My first day in Brazil has been very busy! I have my sponsor program, Council on International Educational Exchange (CIEE), to thank for such a gradual transition into Brazilian culture.
Starting from the beginning of my journey, I drove from Indianapolis, IN to Chicago, IL, where I flew to Miami, FL. The flight was just a little over 3 hours. After a comparable layover, I departed and arrived in Sao Paulo, Brazil just 8 hours later. My first culture shock was experiencing a plane ride where everyone appeared to be Brazilian just by observation of their native tongue: Portuguese. My flight from Chicago to Miami had quite a few Portuguese speakers, but my flight to São Paulo was a true wakeup call as everyone spoke Portuguese. I needed to get with it, and be open minded enough to use my language skills despite grammatical challenges.

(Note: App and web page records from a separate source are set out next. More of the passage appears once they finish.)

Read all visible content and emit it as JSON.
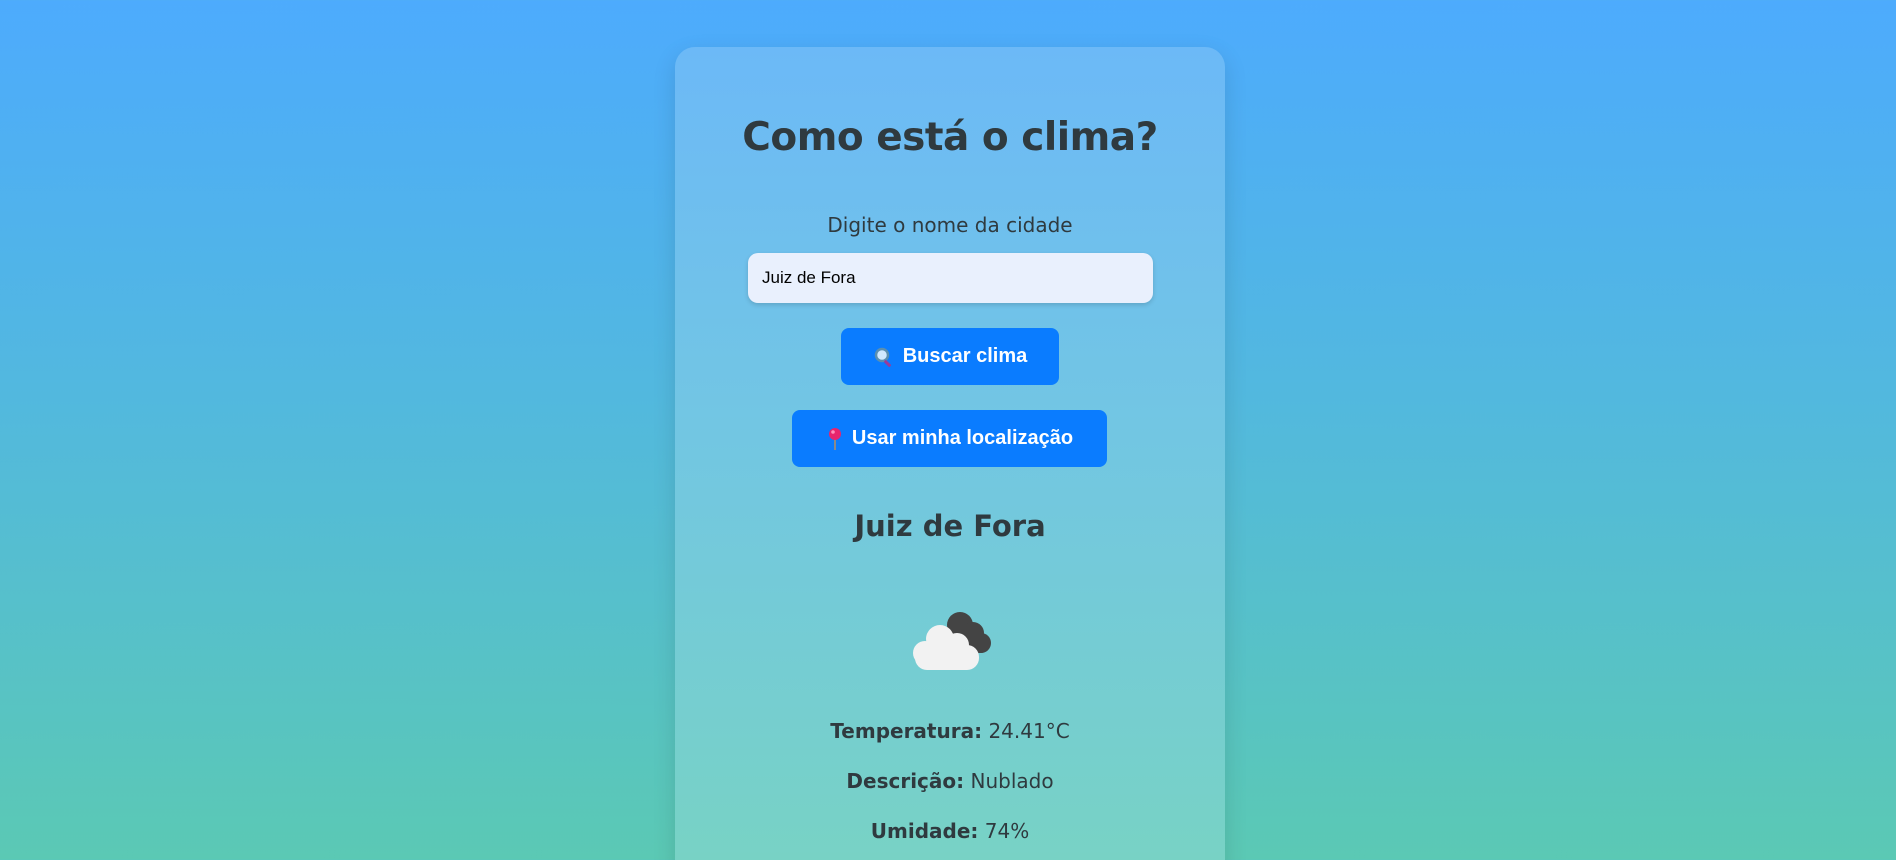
{
  "header": {
    "title": "Como está o clima?"
  },
  "search": {
    "label": "Digite o nome da cidade",
    "value": "Juiz de Fora",
    "placeholder": ""
  },
  "buttons": {
    "search_label": "Buscar clima",
    "search_icon": "magnifier-icon",
    "location_label": "Usar minha localização",
    "location_icon": "pin-icon"
  },
  "result": {
    "city": "Juiz de Fora",
    "weather_icon": "clouds-icon",
    "temperature_label": "Temperatura:",
    "temperature_value": "24.41°C",
    "description_label": "Descrição:",
    "description_value": "Nublado",
    "humidity_label": "Umidade:",
    "humidity_value": "74%"
  },
  "colors": {
    "accent": "#0a7cff",
    "text": "#2f3a3f",
    "input_bg": "#e9f0fd"
  }
}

Once I arrived at the airport, I was relieved to breeze through customs and find that my luggage arrived on time. The next 30 minutes were a little more challenging. I struggled to find the host sponsors picking students up from the airport, but I eventually found my way after babbling incomplete phrases in Portuguese to an airport assistance guide who thankfully found an English speaker to help me. In other words, four semesters of Portuguese with a yearlong break just before traveling to Brazil is useful but very challenging nonetheless. Fortunately, my host mother only speaks Portuguese, so no excuses. My Portuguese will improve!
After all the students in my program arrived, we rode to the hostel. The São Paulo Guarulhos Airport was about 40 minutes from the hostel. On the drive there, I noticed tons of construction. Sao Paulo definitely exceeded my expectations. While I expected it to be a gigantic city, it's literally larger than I could have imagined. It's a very hilly city that I have found quite difficult not to fall in love with. The energy is different here, I would describe it as moving at a more relaxed and favorable pace.

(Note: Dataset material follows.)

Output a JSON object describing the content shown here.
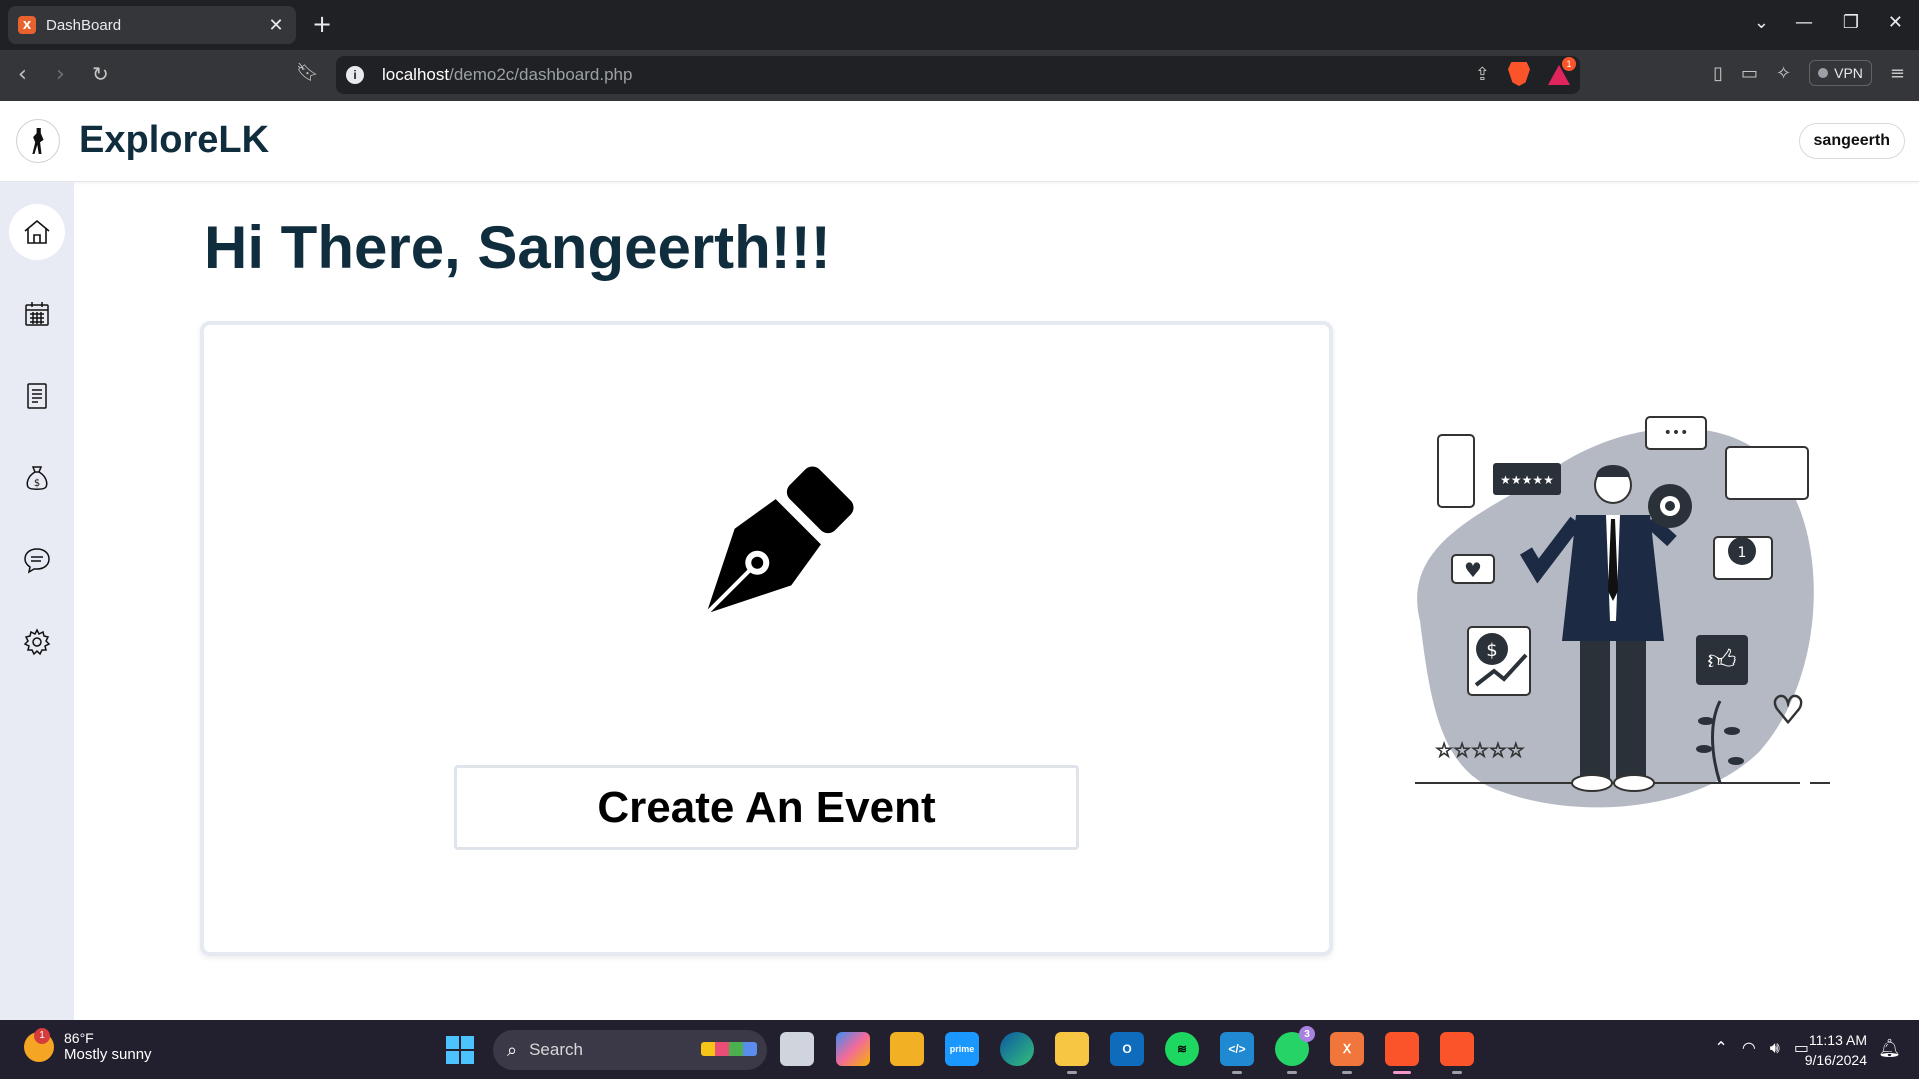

In the afternoon, I ate lunch at a nearby restaurant called Segredo de Minas. I ate o Frango Milanesa, a thinly fried chicken breast served with rice and beans, and Guaraná, a popular Brazilian soda. My meal and drink were delicious!

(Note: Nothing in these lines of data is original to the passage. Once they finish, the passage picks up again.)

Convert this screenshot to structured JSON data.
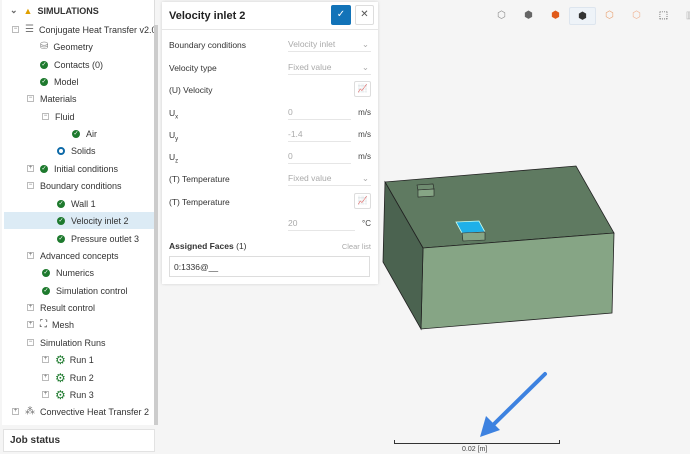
{
  "sidebar": {
    "header": "SIMULATIONS",
    "items": [
      {
        "label": "Conjugate Heat Transfer v2.0"
      },
      {
        "label": "Geometry"
      },
      {
        "label": "Contacts (0)"
      },
      {
        "label": "Model"
      },
      {
        "label": "Materials"
      },
      {
        "label": "Fluid"
      },
      {
        "label": "Air"
      },
      {
        "label": "Solids"
      },
      {
        "label": "Initial conditions"
      },
      {
        "label": "Boundary conditions"
      },
      {
        "label": "Wall 1"
      },
      {
        "label": "Velocity inlet 2"
      },
      {
        "label": "Pressure outlet 3"
      },
      {
        "label": "Advanced concepts"
      },
      {
        "label": "Numerics"
      },
      {
        "label": "Simulation control"
      },
      {
        "label": "Result control"
      },
      {
        "label": "Mesh"
      },
      {
        "label": "Simulation Runs"
      },
      {
        "label": "Run 1"
      },
      {
        "label": "Run 2"
      },
      {
        "label": "Run 3"
      },
      {
        "label": "Convective Heat Transfer 2"
      }
    ],
    "job_status": "Job status"
  },
  "panel": {
    "title": "Velocity inlet 2",
    "boundary_conditions_label": "Boundary conditions",
    "boundary_conditions_value": "Velocity inlet",
    "velocity_type_label": "Velocity type",
    "velocity_type_value": "Fixed value",
    "velocity_label": "(U) Velocity",
    "ux_label": "Ux",
    "ux_value": "0",
    "ux_unit": "m/s",
    "uy_label": "Uy",
    "uy_value": "-1.4",
    "uy_unit": "m/s",
    "uz_label": "Uz",
    "uz_value": "0",
    "uz_unit": "m/s",
    "temp_type_label": "(T) Temperature",
    "temp_type_value": "Fixed value",
    "temp_label": "(T) Temperature",
    "temp_value": "20",
    "temp_unit": "°C",
    "assigned_faces_label": "Assigned Faces",
    "assigned_faces_count": "(1)",
    "clear_list": "Clear list",
    "face_value": "0:1336@__"
  },
  "viewport": {
    "scale_label": "0.02 [m]",
    "colors": {
      "box_top": "#5f7a61",
      "box_front": "#86a585",
      "box_side": "#4b6350",
      "selected_face": "#1fb0e8",
      "arrow": "#3d82e0"
    }
  }
}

During orientation, I was able to understand more about Brazil, which served as a kind reminder that this experience is very much so a privilege. For example, starvation is a major issue in Brazil, so it's essential that I try not to leave food on my plate whether at home or a restaurant. I was also cautioned from using my iPhone while on the street as it’s a target for thieves. However, it is fine to have an iPhone, but important to remember that iPhones are very expensive in Brazil (I’m talking thousands of dollars) and are something that most Brazilians will never have. Flashback to arriving at the São Paulo Airport, I learned not to flush toilet paper down the toilet only after clogging it first. None of these things are mind blowing to me, but have helped me understand the realities of living in a developing country on a very basic level as it’s only my first day.
I'm looking forward to what the next week will bring. Expect a post regarding my homestay in the next few days. Até logo, as pessoas linda! -xo